··· Entries shown ···
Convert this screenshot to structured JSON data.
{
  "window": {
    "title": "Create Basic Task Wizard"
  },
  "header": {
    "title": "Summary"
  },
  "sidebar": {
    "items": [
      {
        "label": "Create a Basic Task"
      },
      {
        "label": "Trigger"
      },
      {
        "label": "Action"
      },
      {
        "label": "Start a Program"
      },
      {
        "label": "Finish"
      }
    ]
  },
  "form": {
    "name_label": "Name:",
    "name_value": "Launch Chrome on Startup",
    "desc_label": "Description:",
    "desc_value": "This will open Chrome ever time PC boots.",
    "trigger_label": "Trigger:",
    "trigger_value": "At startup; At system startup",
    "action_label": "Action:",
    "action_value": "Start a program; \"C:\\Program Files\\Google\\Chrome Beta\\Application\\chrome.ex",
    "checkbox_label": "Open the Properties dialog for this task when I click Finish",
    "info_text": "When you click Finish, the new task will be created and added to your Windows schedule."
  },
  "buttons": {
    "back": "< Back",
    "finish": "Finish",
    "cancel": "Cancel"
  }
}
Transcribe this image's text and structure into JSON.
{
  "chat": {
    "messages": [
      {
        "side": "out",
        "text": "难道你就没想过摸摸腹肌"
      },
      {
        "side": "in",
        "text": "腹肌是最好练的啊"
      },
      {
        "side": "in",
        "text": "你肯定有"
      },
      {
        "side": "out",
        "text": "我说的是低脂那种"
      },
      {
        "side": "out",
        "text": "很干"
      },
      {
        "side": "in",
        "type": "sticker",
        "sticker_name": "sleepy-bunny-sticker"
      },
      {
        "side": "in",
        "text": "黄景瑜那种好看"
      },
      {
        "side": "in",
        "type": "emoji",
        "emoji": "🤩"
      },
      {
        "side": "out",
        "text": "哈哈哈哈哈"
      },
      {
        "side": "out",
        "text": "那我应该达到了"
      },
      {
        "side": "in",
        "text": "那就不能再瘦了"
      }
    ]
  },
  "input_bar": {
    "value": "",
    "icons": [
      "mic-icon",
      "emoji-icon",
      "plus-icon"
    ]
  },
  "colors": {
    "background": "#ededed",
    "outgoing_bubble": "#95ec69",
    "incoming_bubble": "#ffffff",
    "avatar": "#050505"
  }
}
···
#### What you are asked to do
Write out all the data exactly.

#### Written solution
Convert this screenshot to structured JSON data.
{
  "window": {
    "title": "Create Basic Task Wizard"
  },
  "header": {
    "title": "Summary"
  },
  "sidebar": {
    "items": [
      {
        "label": "Create a Basic Task"
      },
      {
        "label": "Trigger"
      },
      {
        "label": "Action"
      },
      {
        "label": "Start a Program"
      },
      {
        "label": "Finish"
      }
    ]
  },
  "form": {
    "name_label": "Name:",
    "name_value": "Launch Chrome on Startup",
    "desc_label": "Description:",
    "desc_value": "This will open Chrome ever time PC boots.",
    "trigger_label": "Trigger:",
    "trigger_value": "At startup; At system startup",
    "action_label": "Action:",
    "action_value": "Start a program; \"C:\\Program Files\\Google\\Chrome Beta\\Application\\chrome.ex",
    "checkbox_label": "Open the Properties dialog for this task when I click Finish",
    "info_text": "When you click Finish, the new task will be created and added to your Windows schedule."
  },
  "buttons": {
    "back": "< Back",
    "finish": "Finish",
    "cancel": "Cancel"
  }
}
Transcribe this image's text and structure into JSON.
{
  "chat": {
    "messages": [
      {
        "side": "out",
        "text": "难道你就没想过摸摸腹肌"
      },
      {
        "side": "in",
        "text": "腹肌是最好练的啊"
      },
      {
        "side": "in",
        "text": "你肯定有"
      },
      {
        "side": "out",
        "text": "我说的是低脂那种"
      },
      {
        "side": "out",
        "text": "很干"
      },
      {
        "side": "in",
        "type": "sticker",
        "sticker_name": "sleepy-bunny-sticker"
      },
      {
        "side": "in",
        "text": "黄景瑜那种好看"
      },
      {
        "side": "in",
        "type": "emoji",
        "emoji": "🤩"
      },
      {
        "side": "out",
        "text": "哈哈哈哈哈"
      },
      {
        "side": "out",
        "text": "那我应该达到了"
      },
      {
        "side": "in",
        "text": "那就不能再瘦了"
      }
    ]
  },
  "input_bar": {
    "value": "",
    "icons": [
      "mic-icon",
      "emoji-icon",
      "plus-icon"
    ]
  },
  "colors": {
    "background": "#ededed",
    "outgoing_bubble": "#95ec69",
    "incoming_bubble": "#ffffff",
    "avatar": "#050505"
  }
}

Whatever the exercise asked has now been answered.